Turions are easily transportable and can remain dormant for up to 2 years. Thus, it is extremely important to decrease the instances of accidental introduction by addressing humans as a vector. By establishing guidelines on how to properly clean equipment, dispose of water, and identify target plants, it is likely that instances of accidental transportation and release will be fewer.
Mechanical harvesting may be used to obtain some nuisance relief, but reviews of efficacy of control are mixed. In Michigan, USA the dominance of P. crispus was only reinforced by harvesting at the expense of natives (Bolduan et al., 1994), whereas it has been shown elsewhere that early season cutting at the sediment surface prevented turion production (ISSG, 2006). Some have used winter drawdowns as a means of control, but the literature reports no significant impact of overwinter drawdown on P. crispus (Nichols and Shaw, 1986). Shallow dredging also has mixed reviews, at times there seems to be little effect, and in some cases lasting control has been achieved (Tobiessen and Snow, 1984; Tomaino, 2004).Other mechanical methods including benthic barriers, hand removal, rotovation and shading have been reported as successful (USACE, 2002).
Screening has been used to stop the movement of turions. However, because plants can spread via fragments, much attention has been given to decreasing human-mediated dispersal. The plant is on a number of state noxious lists. Some states have put in place legislation to regulate the sale, transportation and introduction of P. crispus.

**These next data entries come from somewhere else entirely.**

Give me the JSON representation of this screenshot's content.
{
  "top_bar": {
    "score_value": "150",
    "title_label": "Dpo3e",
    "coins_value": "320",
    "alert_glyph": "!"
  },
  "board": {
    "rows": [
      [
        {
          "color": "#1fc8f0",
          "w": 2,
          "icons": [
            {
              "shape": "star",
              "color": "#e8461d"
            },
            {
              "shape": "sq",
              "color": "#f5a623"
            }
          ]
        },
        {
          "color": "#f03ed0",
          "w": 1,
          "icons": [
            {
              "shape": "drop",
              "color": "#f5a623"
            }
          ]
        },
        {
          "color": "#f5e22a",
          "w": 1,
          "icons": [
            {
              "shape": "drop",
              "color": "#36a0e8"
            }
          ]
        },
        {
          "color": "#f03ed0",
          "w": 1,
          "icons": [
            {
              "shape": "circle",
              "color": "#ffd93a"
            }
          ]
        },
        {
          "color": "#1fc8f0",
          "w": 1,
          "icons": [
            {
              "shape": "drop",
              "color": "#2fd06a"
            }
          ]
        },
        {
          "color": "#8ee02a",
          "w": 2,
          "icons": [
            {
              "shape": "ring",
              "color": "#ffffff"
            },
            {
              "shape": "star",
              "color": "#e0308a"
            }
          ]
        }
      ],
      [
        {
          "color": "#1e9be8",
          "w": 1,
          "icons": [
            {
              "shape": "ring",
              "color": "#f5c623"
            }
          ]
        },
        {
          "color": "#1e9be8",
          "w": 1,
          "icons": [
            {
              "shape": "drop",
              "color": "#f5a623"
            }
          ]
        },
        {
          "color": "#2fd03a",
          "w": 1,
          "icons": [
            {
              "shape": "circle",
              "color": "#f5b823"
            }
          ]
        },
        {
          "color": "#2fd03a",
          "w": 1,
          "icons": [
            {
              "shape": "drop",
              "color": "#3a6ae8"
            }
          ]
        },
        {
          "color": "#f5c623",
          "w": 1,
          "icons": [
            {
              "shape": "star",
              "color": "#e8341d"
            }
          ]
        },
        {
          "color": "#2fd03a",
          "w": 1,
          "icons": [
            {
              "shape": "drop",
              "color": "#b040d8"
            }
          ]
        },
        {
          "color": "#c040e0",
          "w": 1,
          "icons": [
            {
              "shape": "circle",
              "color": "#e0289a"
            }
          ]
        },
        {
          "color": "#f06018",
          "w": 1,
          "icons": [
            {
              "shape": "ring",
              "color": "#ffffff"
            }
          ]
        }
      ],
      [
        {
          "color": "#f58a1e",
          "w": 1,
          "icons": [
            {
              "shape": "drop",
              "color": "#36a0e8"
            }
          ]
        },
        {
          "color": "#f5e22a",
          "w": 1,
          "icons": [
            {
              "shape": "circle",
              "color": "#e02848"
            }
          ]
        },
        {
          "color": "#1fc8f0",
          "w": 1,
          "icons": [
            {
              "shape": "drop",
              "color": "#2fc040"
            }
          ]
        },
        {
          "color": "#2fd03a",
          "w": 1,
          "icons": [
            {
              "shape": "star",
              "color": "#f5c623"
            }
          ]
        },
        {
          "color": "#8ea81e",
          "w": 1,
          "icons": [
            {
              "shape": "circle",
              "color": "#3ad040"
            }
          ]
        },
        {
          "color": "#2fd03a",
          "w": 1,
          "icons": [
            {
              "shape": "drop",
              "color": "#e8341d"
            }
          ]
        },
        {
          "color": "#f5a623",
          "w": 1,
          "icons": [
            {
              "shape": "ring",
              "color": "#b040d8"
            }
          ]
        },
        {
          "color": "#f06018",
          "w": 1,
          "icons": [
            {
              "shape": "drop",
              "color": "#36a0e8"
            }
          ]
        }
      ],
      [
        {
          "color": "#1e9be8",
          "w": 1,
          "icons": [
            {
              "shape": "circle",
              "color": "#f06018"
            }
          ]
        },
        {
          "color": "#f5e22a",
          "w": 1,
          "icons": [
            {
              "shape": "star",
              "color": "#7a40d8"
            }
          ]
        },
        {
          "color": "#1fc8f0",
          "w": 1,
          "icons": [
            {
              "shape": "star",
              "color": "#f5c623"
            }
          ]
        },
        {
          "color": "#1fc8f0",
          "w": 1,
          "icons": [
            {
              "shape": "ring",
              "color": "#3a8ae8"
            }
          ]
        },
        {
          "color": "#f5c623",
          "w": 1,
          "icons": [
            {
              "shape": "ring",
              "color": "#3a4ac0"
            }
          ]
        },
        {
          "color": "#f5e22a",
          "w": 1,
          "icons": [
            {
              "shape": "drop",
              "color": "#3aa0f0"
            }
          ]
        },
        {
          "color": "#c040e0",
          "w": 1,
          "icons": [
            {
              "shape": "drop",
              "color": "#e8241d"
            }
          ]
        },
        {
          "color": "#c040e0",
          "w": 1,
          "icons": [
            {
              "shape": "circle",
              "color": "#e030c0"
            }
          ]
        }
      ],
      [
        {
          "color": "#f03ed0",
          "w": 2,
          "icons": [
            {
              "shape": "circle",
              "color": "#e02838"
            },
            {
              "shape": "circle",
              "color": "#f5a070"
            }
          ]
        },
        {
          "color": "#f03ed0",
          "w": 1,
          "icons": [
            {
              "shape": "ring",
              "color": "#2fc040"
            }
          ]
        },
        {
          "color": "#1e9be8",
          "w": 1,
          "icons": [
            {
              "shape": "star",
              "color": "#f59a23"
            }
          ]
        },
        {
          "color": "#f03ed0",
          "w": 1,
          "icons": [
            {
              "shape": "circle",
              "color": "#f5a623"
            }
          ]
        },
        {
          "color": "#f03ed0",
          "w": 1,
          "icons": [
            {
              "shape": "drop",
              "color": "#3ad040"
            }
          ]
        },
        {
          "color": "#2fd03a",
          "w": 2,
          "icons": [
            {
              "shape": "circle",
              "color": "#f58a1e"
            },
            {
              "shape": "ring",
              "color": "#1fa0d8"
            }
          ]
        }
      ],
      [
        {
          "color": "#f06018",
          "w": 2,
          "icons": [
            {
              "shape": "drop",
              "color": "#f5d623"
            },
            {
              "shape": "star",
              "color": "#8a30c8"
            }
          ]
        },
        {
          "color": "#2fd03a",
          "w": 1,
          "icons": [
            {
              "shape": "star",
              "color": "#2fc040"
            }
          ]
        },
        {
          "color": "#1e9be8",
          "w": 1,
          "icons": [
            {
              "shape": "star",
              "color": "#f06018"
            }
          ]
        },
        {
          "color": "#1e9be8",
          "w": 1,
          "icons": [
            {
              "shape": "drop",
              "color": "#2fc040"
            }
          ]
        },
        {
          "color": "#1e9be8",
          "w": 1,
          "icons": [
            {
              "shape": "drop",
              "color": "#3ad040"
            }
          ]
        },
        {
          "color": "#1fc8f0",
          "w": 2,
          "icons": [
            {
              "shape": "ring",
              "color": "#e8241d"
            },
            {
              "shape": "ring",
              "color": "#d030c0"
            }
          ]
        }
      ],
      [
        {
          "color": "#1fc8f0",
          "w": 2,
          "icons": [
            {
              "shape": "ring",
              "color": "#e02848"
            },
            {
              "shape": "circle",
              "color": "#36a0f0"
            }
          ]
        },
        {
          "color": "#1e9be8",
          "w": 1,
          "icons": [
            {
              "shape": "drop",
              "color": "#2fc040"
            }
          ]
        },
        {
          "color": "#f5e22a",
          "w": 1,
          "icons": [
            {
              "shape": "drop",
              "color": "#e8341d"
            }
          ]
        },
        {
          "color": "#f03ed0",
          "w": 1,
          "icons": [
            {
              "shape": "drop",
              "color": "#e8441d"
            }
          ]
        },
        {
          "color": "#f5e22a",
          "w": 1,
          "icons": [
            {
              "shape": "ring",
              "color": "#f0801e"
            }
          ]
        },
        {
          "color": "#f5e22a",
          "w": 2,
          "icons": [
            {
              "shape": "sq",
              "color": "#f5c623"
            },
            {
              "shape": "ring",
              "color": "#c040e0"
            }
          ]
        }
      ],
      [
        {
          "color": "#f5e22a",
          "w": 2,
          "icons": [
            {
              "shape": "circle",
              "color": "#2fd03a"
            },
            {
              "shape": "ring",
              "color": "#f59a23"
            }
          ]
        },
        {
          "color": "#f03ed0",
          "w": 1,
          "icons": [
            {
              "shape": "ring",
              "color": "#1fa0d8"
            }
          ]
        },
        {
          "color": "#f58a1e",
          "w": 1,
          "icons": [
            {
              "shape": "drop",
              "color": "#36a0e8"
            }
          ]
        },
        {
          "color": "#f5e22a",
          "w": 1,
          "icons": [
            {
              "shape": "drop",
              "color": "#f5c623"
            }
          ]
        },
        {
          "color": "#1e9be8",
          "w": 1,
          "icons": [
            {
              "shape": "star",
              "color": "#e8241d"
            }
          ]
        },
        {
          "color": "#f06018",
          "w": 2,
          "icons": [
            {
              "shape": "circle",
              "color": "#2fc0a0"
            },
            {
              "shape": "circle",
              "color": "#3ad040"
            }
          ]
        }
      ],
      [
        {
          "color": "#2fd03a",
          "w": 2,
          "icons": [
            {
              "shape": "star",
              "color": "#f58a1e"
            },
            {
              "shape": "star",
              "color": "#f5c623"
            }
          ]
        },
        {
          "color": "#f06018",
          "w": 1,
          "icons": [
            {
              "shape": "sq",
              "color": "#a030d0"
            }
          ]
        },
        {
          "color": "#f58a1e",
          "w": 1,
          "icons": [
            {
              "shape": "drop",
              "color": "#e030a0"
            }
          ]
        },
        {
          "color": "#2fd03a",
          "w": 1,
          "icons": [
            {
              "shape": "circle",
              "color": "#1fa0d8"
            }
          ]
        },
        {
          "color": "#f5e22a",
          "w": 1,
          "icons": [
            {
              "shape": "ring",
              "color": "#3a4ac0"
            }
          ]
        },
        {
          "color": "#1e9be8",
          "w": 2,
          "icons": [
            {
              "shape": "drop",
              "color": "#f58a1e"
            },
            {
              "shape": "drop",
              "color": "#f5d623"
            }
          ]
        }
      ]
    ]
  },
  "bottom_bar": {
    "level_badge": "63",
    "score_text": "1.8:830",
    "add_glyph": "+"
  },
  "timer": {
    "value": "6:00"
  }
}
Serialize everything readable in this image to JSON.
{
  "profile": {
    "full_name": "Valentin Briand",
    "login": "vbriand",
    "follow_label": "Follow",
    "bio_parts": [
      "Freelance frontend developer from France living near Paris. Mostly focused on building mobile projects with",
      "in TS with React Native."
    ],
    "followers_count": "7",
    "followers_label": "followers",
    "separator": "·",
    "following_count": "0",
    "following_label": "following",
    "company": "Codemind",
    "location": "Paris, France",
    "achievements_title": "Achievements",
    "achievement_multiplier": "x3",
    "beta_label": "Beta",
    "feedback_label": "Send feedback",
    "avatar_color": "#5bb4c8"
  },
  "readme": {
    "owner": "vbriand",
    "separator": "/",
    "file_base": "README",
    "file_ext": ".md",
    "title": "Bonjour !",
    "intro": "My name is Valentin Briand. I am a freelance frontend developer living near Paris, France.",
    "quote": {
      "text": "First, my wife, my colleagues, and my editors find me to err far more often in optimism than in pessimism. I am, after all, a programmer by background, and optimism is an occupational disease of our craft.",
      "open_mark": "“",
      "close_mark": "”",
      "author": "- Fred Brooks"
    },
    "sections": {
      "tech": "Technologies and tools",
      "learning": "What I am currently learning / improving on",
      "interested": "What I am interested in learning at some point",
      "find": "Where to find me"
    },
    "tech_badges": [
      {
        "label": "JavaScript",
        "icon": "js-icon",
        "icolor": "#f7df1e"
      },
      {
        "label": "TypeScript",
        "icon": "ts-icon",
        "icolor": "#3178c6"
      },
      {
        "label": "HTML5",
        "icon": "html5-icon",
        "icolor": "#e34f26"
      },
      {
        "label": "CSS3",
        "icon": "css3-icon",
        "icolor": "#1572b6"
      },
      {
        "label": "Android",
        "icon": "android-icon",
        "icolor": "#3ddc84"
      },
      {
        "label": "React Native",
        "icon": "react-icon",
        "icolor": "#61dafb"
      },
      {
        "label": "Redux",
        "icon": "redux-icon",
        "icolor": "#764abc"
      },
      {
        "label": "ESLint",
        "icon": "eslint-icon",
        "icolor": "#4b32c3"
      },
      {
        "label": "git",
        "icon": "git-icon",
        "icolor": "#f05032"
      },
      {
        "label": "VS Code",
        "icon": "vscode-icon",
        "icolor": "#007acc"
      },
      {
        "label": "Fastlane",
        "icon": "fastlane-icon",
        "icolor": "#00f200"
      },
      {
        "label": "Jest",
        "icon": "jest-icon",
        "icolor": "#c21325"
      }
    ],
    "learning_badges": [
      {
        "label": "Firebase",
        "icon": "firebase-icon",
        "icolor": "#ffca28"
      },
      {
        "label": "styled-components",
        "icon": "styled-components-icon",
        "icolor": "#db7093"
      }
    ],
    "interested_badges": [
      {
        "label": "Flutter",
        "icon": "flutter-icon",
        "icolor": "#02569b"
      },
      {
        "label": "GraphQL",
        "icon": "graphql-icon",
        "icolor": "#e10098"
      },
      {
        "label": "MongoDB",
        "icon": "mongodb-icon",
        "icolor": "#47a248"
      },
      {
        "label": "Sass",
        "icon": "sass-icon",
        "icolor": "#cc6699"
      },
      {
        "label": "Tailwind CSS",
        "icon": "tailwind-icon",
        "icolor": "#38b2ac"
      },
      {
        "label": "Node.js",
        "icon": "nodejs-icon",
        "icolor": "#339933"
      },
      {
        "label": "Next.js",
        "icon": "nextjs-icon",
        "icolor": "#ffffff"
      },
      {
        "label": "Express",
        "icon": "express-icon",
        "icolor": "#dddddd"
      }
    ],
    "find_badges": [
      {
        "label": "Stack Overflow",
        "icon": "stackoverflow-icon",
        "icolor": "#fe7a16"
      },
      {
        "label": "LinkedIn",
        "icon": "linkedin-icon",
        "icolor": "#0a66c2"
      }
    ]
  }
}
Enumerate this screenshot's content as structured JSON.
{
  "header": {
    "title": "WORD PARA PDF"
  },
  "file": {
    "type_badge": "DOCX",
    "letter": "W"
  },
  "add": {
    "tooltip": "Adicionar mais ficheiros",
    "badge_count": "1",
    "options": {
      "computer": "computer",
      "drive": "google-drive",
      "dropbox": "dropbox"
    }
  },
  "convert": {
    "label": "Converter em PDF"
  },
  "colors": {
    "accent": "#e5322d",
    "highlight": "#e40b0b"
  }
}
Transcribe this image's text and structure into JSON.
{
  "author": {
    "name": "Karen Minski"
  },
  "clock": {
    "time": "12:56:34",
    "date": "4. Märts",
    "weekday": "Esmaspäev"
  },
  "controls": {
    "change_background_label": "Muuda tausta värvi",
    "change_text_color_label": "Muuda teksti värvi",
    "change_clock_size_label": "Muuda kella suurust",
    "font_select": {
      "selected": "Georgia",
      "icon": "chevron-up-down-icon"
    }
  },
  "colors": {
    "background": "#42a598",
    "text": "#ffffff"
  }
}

P. crispus is sensitive to 2,4-D, especially during early spring (Wolf and Madsen, 2003; Belgers et al., 2007). P. crispus is susceptible to endothall-based herbicides (Skogerboe and Getsinger, 2002). It is also suggested that treatments occur in early spring in order to lessen the impacts on the native plant community (ISSG, 2006). The herbicides fluridone and diquat have also been used and in general, chemical treatments provide relief for one growing season (ISSG, 2006).